Gilman administrator says district’s taxpayers will pay about the same this year
Taxpayers in the Gilman School District will see property taxes remain about the same as last year as the school levy increases slightly.
At Monday’s school board meeting, board members formally adopted the 2020-2021 school district budget with a $7.1 million overall budget. The local levy if $2,779,974.
According to district administrator Wally Leipart, the district saw a $36,000 decrease in state aid due to declining enrollment. Overall the levy is up about $60,520 from last year. However, this was matched by an increase in equalized value of the district with property values increasing. The net is for the tax rate to drop 6 cents from $10.72 per $1,000 of equalized value to $10.66 per $1,000 of equalized value.
“Relatively speaking, property taxes are going to look the same,” Leipart said, noting that the rate is decreasing but the value of people’s property is increasing. Gilman School Board sets tax levy, looks ahead to enrollment issues
The school taxes are just one part of the overall property taxes for the district with the final tax bill including the municipality, county and technical college. Leipart noted that because property taxes are set on the assessed values of each municipality, some people may see larger changes than others.
Change is coming for the Gilman School District, especially at the high school level, as the board will need to begin planning on how to handle longterm declining enrollment. As part of that discussion board members will need to decide staffing, how classes will be delivered and what things will look like.
Leipart reported on the third Friday enrollment count. The district has an enrollment of 273 students. Based on population projections, that enrollment is projected to drop to around 226 students by the 2024-2025 school years.
“We are seeing smaller classes entering the district than exiting,” he said. There are good sized classrooms of students per grade at the elementary level. It is when you get into high school level where there is not just one class per grade that things get challenging.
“We have to start looking at this,” Leipart said, noting there will not just be one thing the district will need to do to address the issue, but that it will take modifications in the way the district provides opportunities for students.
Leipart said the discussion on this needs to begin sooner rather than later. He noted that in about a year and a half the district will need to begin planning for a referendum and will need to have a realistic plan to present to voters.
He said, while the board needs to discuss the issue, it also has plenty of time if they start now and cautioned that there was no reason to get anxious at this point.
In other business, board members:
_ Reported the district had advanced to a moderate level due to COVID- 19 cases being within the 5% to 10% range. The district will move into high risk if rates climb above 10%. Eight staff members, including Leipart and principal Jon Hess, have been out on quarantine due to contact tracing exposure and are due to return to the building this week. The increase in cases has resulted in additional guidelines such as limiting the number of people in any office space or meeting and requiring meetings scheduled to be over 20 minutes in length to be done electronically. Leipart described the COVID-19 response plan as being a living document and that they will need to adjust to meet circumstances.
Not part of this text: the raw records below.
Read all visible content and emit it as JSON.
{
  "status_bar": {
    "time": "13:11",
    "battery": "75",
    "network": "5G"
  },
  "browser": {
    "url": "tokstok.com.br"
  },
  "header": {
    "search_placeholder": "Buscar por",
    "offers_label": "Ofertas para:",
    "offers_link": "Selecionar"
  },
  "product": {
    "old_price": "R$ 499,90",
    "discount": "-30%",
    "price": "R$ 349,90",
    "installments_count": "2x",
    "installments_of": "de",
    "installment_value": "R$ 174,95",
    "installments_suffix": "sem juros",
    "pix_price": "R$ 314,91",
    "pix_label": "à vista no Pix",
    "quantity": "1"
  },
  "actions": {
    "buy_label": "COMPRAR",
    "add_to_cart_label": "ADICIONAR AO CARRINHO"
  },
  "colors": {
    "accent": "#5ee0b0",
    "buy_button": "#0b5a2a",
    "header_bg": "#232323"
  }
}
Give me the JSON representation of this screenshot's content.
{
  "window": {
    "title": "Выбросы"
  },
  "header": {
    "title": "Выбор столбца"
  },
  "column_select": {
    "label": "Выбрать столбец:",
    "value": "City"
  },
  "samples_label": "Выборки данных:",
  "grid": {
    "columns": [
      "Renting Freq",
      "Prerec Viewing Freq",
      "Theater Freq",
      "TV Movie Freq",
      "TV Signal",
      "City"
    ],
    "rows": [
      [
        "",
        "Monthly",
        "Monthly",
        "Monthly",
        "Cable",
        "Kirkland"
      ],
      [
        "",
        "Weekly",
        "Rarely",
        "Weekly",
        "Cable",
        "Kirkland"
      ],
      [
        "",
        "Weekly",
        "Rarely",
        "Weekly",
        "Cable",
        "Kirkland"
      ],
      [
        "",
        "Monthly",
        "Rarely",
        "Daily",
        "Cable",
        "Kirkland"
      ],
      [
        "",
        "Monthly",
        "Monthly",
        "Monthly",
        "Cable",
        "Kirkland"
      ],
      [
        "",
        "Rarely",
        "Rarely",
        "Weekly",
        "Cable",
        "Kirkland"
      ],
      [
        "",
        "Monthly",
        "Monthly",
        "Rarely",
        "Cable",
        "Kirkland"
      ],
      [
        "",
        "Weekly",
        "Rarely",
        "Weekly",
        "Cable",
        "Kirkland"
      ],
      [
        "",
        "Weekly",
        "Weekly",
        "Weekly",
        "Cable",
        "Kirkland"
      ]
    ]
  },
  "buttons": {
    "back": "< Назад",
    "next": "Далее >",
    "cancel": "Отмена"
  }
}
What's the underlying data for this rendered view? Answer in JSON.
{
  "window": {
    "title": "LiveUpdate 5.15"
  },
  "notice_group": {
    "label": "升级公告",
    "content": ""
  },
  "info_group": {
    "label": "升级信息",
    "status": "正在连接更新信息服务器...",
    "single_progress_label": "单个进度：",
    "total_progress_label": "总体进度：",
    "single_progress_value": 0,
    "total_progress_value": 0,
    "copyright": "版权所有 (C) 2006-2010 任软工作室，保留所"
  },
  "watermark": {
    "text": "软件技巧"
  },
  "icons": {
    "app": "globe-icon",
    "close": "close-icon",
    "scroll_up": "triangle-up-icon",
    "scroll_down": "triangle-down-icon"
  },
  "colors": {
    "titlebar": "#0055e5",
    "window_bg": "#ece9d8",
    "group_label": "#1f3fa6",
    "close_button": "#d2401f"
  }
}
_ Approved renewing a one year line of credit with Superior Choice Credit Union for $300,000 at 3.5% interest. This short term borrowing is used for cash flow between when state aid and tax revenue payments are disbursed.
_ Opened the door to discussion on how to handle college credit programs. State law says districts must allow up to 18 credits of college programs. However, Leipart said they are potentially seeing Gilman students graduating high school with up to 30 college credits paid for by the district. Leipart said with a growing number of programs allowing college or technical school credits the board will need to decide on a direction to follow. “I am not saying that is bad, but it is something we all need to be on the same page on,” he said, noting there could be budget impacts in the future.
He said while in the past it was seniors who were in these programs, it has expanded to include junior and even sophomores taking college level classes for credit.
_ Accepted the resignation of board member Matt Chaplinksi. He resigned from the board due to moving out of the district for work reasons. In a letter to the board he praised the board saying, “It has been a privilege to serve with this team.” Leipart will research options for filling the spot with the board to decide if they want to appoint someone or wait until the election in April.